The Privacy, Security, & OSINT Show

The United Nations accidentally exposed passwo…

The United Nations accidentally exposed passwords and sensitive information to the whole internet.

Illustration: Soohee Cho/The Intercept

Vanguard has bizarre and annoying “security” p…

  1. Security questions are required.
  2. As has been documented on this sub, using their “security token” feature requires you to use Yubikey devices and Chrome, even though it is simply an implementation of U2F which is a universal standard supported by many other devices and Firefox.
  3. Using their “security token” feature requires enabling SMS verification. At any time, you can choose to use your Yubikey or SMS verification, thus negating the security benefits of U2F over SMS.
  4. Voice verification is required so that your voice is tied to your account. This is new as of July 2018. The next time you call in, you’ll be asked to register your voice with their system. You have the option to skip it for now, but it will be required in the future.
  5. They tie your phone number to your account, and after they have made the association, you can only ever use that phone number to access your own account. Even if you want to call and ask a general question unrelated to your specific account, they will see that you’re using a phone number associated with an account, and will require you to verify the last four digits of your SSN and answer a security question.
  6. If that phone number is ever used to call Vanguard, but the caller can not verify a security question (say, because they are Customer A borrowing the phone of Customer B), they lock the account associated with the number and require the owner to call back and unlock the account using security questions.

To people that actually take security seriously, these policies scream that the highest levels of Vangaurd’s security team have no idea what real security is, and prioritize the appearance of security over actual security. Plus, it’s just inconvenient as hell to jump through arbitrary hoops designed by old men. I say avoid them.

Found here

Security, privacy and AMD vs Intel Vs Nvidia

Having messed with Nouveau drivers on Linux for some time I am ready to ditch Nvidia alltogether as it is clear they don’t support FOSS. Is there any reason to believe that any brand of GPU is “more secure” than others, ie does Intel/AMD have fully open source drivers for Linux?

Is Nouveau categorically more secure than closed source Nvidia drivers? Is the video stack in Linux really isolated to any effective degree?

Found here

Wire – Cryptography, Security, and Privacy (Cr…

Wire – Cryptography, Security, and Privacy (CrySP) (updated 2018):

Wire – Cryptography, Security, and Privacy (CrySP) (updated 2018)

From here

/g/ – Technology » Thread #40699341

/g/ – Technology » Thread #40699341:

among interesting discussions alot of people shared a enormous amount of tools and privacy projects many even we where unfamiliar with and is a great resource for learning more about privacy and security

https://rbt.asia/g/thread/40699341

Russia Fines Telegram $14,000 for Not Giving FSB an Encryption Backdoor

Russia Fines Telegram $14,000 for Not Giving FSB an Encryption Backdoor:

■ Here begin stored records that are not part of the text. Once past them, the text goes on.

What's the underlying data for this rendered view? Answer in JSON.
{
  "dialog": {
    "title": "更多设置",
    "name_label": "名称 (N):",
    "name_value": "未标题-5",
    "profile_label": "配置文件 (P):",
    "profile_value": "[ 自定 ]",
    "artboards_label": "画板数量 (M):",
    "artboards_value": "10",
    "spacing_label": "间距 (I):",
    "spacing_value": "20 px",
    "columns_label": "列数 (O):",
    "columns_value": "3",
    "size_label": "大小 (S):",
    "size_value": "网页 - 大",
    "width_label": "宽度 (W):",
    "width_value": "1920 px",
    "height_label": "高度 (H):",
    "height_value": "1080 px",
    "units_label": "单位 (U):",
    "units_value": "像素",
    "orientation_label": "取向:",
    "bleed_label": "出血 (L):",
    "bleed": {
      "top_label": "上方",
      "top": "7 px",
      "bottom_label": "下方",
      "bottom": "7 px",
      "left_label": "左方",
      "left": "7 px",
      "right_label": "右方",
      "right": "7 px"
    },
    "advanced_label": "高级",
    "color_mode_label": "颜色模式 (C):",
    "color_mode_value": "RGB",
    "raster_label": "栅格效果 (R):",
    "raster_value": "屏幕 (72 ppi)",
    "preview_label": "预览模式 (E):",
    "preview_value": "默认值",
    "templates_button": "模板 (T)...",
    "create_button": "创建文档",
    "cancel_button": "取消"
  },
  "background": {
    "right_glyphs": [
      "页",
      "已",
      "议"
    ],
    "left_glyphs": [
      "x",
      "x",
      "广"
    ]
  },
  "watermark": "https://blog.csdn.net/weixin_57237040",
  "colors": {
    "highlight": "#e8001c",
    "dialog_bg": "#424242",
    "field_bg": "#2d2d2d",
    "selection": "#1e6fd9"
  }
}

Lots of passwords leaked from major sites like Kickstarter and Bitly this week.

Friendly reminder to go to Have I Been Pwned and check if you’ve been pwned.

Republicans Open to Banning ‘Bump Stocks’ Used in Massacre

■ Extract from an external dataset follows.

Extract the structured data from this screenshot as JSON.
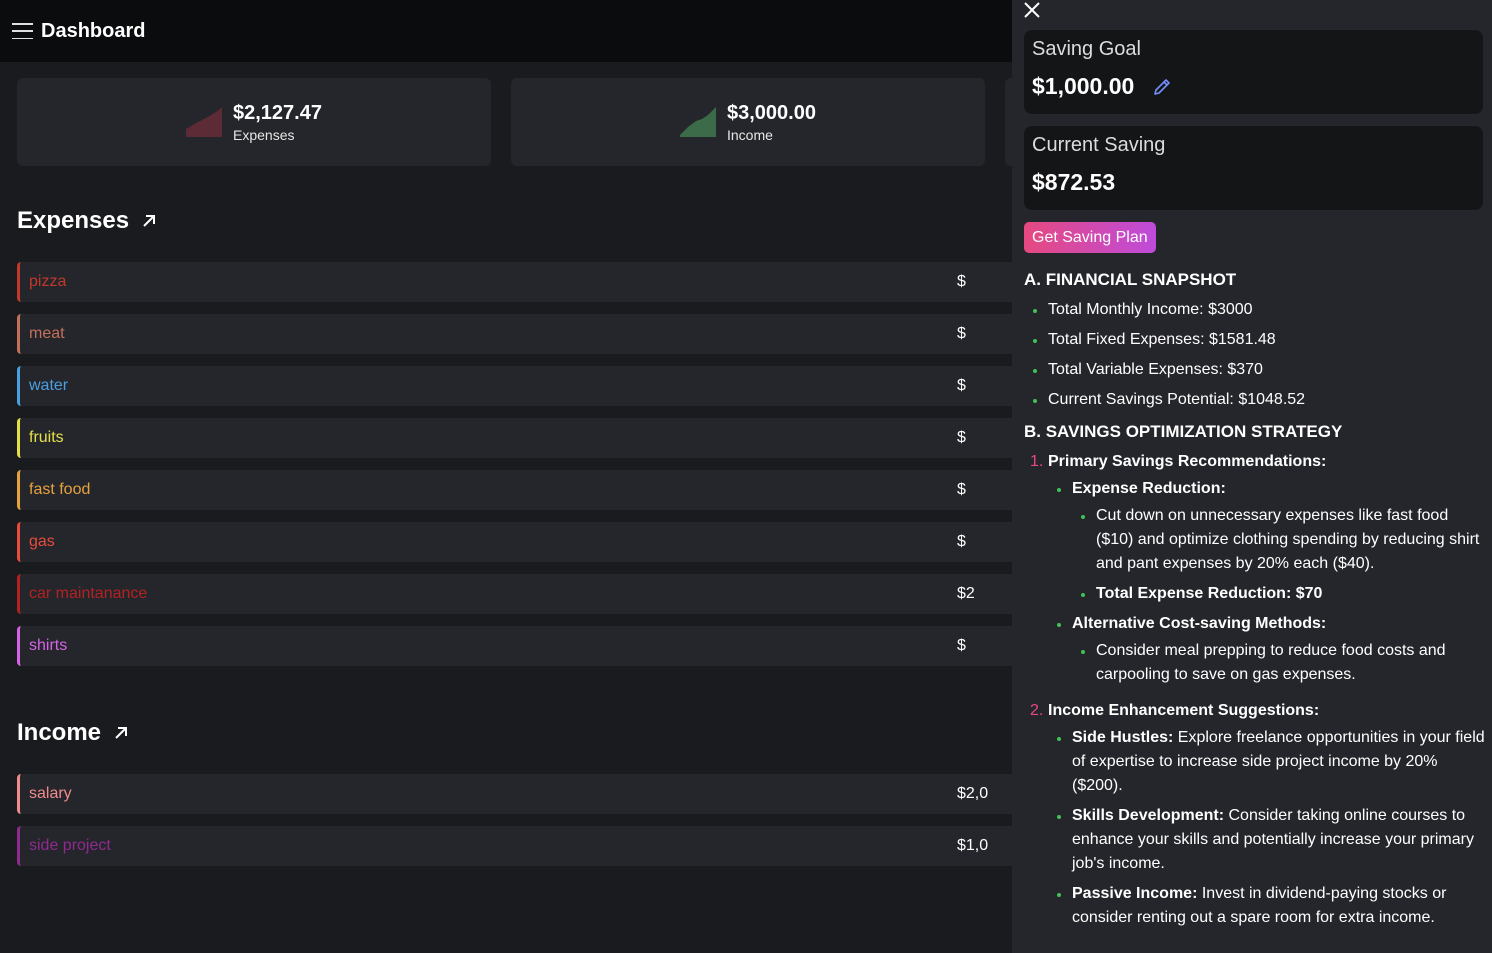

Republicans Open to Banning ‘Bump Stocks’ Used in Massacre:

Generous of them.

Why the Las Vegas Shooting Was a Security Agency’s Nightmare

Why the Las Vegas Shooting Was a Security Agency’s Nightmare:

“The first reports about the horrific attack
in Las Vegas on Sunday night will surely evolve into more detailed
knowledge. But there are three lessons we might draw from the
information already available. First, automatic rifles like the one the
shooter apparently used have the potential to kill large numbers of
people, particularly when aimed at a crowd in a confined space. Second, a
shooter positioned in a high-rise building hundreds of meters away can
render moot many of the security measures now used to protect crowds.
And third, despite what gun advocates tend to say in response to
shootings, it’s incredibly unlikely that any armed bystander could have
made a difference, given the distance, elevation, and darkness that
separated this shooter from his victims. These three facts made the Las
Vegas shooting a nightmare scenario for police agencies, and for the rest of us too.“

Personally, we can only think of a few things that would help:

1. Metal detectors / baggage screening in major metropolitan hotels

2. Gun control legislation banning devices that modify semi-automatic weapons to full auto, closing the automatic weapons loopholes that still exist, instituting limits on magazine capacity, and cracking down on sellers that violate the law.